- Forecasting arrival times and balancing fluctuations in demand
- Logistics experts expect autonomous deliveries soon
Eight out of ten online shoppers (85 percent) would like to see a delivery time before the last click when making a purchase. If this information is missing, one in three (32 percent) discontinue their purchase. A trend that is actually intensifying for frequent customers: 44 percent will not snap up an offer on the web if it remains unclear when products will arrive. The figures, which the market and opinion research institute Civey determined in a survey representative of the German population for eco – Association of the Internet Industry show: Logistics is the bottleneck in e-commerce. “In order to determine delivery times precisely, companies need full transparency over their supply chains”, says Dr. Bettina Horster, board member at VIVAI Software and director of the Competence Groupg IoT in the eco association. The Internet of Things (IoT) offers a solution. This is because freight forwarders and carriers digitalize and network their supply chains via IoT, goods movements can be monitored and delivery times can be forecast.
Whether on land, on water or in the air, IoT can be used to map complex transport networks and track them in real time. However, as of today, the logistics field has not sufficiently linked its systems and applications with each other. Companies share hardly any data with partners in the supply chain, rely on silos, and waste potential. “Only when goods and information flow simultaneously and comprehensively throughout the entire value-added network will all logistics partners benefit”, says Horster. For example, IoT data also point the way to compensating for fluctuations in demand, which can otherwise build up to a dangerously high level along the supply chain from the buyer to the producer.
IoT makes logistics processes transparent
“With IoT solutions, goods movements can be tracked and processes intelligently automated – around the world, around the clock”, confirms Thorsten Stuke, Managing Director at m2m-Tailors and Mobility expert at eco. The resulting Logistics 4.0 is smarter, more sustainable, and more social. It saves delivery costs, accelerates transport, and even makes raw materials traceable from the customer to the producer. This can be seen in automobile production, for example. Manufacturers no longer keep cost-intensive components in stock, but can have them delivered as needed. In agriculture, IoT creates transparent and traceable digital agricultural supply chains – from farmers to retailers. This allows digital monitoring of compliance with international standards with regard to human rights, ecology and fair pay. If required, artificial intelligence also supports planning across different modes of transport and optimises the route in terms of carbon dioxide emissions.

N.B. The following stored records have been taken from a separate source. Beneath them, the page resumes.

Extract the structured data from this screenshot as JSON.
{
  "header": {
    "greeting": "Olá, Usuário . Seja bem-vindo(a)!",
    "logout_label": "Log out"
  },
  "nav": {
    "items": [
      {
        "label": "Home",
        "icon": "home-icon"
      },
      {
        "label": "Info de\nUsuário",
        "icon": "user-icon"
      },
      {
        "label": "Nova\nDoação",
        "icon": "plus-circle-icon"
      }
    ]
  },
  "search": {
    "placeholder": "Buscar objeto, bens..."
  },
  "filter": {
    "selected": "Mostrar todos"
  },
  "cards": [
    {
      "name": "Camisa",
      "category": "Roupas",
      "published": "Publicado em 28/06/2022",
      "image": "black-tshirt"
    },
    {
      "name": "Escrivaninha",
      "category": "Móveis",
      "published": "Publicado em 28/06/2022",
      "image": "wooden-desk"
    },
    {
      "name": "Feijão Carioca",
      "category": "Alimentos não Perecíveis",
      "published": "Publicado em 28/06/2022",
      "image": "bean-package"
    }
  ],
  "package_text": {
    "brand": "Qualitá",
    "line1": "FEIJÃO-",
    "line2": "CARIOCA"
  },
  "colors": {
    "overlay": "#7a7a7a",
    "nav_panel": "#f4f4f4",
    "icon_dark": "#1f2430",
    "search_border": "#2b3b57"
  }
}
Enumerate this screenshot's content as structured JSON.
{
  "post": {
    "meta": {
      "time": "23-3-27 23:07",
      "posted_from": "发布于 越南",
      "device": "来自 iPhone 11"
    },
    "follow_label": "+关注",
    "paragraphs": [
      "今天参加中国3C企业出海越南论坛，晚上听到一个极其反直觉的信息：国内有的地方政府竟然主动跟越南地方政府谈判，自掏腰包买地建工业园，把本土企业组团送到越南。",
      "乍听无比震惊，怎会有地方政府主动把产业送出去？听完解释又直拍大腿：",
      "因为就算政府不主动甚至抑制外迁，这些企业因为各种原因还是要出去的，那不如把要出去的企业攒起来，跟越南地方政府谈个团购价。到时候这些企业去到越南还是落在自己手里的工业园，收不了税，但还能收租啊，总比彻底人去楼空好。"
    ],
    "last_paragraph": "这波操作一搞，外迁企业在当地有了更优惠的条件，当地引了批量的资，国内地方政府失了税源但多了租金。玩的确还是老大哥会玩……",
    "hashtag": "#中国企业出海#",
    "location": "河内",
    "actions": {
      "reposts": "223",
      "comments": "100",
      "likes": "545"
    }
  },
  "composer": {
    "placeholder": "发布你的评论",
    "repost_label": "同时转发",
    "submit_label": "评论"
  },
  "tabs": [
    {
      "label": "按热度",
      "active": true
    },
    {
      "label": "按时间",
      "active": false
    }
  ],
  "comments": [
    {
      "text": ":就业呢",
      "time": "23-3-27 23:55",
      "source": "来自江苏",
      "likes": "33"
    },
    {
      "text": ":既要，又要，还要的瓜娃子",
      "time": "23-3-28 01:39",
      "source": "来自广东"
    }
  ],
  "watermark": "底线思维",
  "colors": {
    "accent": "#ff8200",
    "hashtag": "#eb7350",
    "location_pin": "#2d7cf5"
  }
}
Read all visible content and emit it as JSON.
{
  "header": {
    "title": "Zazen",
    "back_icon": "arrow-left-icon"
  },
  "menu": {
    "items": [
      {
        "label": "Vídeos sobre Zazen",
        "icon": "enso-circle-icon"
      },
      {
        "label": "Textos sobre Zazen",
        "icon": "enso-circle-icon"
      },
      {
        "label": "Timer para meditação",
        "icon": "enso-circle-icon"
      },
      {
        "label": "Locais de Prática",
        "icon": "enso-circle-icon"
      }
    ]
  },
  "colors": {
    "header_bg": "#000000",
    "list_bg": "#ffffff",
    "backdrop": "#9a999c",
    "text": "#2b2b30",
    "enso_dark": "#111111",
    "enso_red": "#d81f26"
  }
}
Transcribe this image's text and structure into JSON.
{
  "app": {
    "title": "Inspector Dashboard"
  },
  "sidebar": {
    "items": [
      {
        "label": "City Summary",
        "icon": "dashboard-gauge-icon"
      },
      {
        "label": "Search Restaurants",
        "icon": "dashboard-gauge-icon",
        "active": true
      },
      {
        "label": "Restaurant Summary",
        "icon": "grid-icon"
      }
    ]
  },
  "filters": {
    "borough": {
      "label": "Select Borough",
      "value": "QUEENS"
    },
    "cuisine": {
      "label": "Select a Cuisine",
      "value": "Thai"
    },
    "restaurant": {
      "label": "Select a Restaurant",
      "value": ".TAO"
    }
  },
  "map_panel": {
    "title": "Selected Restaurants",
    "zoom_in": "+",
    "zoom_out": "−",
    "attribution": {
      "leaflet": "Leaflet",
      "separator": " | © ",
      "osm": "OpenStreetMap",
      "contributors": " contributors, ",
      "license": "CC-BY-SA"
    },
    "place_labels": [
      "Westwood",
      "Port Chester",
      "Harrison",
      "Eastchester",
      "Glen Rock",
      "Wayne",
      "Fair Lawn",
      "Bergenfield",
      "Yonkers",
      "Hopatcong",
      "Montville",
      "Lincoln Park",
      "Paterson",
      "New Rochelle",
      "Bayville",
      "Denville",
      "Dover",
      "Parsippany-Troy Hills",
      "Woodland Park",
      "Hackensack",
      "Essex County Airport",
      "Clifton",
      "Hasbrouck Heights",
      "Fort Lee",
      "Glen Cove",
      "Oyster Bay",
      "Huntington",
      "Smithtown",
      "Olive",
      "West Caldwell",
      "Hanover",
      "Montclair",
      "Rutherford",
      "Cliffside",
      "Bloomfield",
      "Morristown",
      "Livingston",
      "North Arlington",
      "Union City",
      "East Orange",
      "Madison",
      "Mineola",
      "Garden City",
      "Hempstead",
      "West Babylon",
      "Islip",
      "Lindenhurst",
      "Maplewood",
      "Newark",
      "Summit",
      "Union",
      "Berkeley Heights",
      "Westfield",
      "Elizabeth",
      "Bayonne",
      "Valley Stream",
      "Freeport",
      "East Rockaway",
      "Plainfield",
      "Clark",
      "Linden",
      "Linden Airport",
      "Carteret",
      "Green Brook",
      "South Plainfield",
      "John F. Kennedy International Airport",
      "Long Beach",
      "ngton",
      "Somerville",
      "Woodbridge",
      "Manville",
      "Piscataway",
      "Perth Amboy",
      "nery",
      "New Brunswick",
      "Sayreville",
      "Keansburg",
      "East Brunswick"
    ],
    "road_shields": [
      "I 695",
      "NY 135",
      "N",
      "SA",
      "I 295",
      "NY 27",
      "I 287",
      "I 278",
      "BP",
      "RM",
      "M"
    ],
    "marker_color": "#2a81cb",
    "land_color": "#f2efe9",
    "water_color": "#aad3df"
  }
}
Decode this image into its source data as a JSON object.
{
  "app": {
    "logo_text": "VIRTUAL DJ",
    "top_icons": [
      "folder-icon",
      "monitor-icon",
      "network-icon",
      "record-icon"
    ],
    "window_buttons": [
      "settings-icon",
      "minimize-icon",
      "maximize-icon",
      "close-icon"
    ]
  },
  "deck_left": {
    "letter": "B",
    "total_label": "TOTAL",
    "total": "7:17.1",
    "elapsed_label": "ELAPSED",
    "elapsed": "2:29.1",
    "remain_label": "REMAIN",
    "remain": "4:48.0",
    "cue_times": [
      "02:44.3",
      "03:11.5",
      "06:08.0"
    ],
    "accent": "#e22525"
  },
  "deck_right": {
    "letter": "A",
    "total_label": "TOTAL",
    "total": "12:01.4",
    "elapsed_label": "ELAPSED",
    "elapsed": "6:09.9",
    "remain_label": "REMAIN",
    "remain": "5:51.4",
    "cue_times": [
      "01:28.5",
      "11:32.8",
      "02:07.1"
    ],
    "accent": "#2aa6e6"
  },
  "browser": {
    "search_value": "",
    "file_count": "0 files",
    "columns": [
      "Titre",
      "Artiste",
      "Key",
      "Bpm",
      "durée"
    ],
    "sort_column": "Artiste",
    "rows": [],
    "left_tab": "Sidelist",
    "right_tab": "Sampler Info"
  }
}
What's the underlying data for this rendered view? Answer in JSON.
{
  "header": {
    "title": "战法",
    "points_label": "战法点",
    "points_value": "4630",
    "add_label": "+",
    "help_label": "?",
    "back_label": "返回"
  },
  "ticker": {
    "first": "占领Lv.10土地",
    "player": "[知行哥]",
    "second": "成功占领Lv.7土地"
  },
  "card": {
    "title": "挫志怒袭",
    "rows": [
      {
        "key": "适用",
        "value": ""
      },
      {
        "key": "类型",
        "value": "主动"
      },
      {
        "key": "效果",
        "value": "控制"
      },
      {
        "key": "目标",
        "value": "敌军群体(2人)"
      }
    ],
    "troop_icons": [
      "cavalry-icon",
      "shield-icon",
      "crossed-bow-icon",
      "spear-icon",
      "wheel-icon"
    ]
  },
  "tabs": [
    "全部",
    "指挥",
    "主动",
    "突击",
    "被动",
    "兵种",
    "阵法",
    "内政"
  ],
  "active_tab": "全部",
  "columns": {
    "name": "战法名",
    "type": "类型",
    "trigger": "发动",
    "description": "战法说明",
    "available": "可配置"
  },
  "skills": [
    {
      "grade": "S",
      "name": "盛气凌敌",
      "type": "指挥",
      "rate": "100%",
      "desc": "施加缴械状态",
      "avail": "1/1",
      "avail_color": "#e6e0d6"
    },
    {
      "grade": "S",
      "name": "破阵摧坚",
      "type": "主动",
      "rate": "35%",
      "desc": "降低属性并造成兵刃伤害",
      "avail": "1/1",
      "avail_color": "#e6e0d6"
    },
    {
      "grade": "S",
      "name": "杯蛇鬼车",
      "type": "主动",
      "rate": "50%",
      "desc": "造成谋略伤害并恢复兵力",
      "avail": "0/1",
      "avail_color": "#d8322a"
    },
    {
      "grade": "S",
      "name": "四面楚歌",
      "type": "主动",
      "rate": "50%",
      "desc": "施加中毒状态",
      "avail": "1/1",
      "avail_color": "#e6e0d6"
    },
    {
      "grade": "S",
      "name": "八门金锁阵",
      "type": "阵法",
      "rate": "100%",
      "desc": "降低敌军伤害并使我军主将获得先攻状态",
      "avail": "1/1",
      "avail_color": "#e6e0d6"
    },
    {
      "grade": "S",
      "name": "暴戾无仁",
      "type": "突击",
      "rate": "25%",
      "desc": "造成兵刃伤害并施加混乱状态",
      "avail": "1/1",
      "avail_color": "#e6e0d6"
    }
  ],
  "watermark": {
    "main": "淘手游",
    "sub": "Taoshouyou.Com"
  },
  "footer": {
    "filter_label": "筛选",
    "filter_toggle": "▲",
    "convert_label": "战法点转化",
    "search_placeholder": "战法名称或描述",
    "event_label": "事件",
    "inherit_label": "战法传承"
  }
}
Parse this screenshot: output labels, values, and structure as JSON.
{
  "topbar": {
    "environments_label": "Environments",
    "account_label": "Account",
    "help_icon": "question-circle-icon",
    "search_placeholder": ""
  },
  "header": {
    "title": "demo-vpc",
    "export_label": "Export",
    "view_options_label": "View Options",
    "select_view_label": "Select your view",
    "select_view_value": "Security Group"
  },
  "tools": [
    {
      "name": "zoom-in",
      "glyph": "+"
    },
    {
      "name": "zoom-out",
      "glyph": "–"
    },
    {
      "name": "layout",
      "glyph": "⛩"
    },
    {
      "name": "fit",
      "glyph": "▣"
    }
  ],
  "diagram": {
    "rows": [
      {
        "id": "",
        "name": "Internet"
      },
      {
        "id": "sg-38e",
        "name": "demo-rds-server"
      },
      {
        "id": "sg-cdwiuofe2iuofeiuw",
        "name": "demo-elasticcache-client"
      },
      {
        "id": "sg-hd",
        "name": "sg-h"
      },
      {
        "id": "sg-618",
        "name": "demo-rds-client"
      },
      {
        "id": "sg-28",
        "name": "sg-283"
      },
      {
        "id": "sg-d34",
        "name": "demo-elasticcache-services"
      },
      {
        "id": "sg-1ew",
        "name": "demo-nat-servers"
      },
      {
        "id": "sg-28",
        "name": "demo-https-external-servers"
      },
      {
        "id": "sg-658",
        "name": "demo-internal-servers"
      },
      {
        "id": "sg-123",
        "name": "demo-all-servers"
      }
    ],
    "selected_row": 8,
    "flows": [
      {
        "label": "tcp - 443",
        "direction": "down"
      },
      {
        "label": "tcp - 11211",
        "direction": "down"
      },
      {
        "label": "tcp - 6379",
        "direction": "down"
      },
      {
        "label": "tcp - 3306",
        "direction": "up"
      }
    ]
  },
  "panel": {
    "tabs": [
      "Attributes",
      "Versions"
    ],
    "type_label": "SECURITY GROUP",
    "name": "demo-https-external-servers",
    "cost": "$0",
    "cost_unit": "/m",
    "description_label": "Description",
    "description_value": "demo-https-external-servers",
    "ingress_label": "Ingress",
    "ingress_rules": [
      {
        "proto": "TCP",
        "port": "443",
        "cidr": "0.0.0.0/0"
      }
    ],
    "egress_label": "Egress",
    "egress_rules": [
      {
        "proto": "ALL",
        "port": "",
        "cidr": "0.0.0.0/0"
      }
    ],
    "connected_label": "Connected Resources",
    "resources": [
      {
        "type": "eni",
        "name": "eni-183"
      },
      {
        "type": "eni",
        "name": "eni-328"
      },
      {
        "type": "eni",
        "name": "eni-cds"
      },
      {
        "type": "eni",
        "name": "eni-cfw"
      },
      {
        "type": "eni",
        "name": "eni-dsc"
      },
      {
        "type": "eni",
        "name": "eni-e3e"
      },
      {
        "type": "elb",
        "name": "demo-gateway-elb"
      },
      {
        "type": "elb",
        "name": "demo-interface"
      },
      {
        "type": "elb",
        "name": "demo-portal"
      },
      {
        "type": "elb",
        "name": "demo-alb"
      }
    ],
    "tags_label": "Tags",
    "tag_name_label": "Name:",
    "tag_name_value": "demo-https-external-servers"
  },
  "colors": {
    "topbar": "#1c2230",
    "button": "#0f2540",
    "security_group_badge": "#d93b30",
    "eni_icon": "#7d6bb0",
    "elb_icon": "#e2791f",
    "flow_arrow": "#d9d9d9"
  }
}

Experts expect autonomPrecise Delivery Times Decisive for the Final Click When PurchasingPrecise Delivery Times Decisive for the Final Click When Purchasingous delivery processes
It is possible that within 10 years, delivery processes will even become completely autonomous due to progressive digitalisation – deliveries would then be sent to consumers without any human involvement. The majority (56 percent) of the respondents at an expert meeting at the eco Association – the IoT Business Trends on the subject of multimodal logistics – believe this is likely. However, a broad majority of 71 percent of the experts are also convinced that, even in 10 years, there will still be real jobs in the logistics and supply chain.
The opinion research company Civey surveyed 2,500 people between 30.06 and 06.07.2020 on behalf of eco. The results are representative for people who order online. The statistical error of the overall results is 3.5 percent.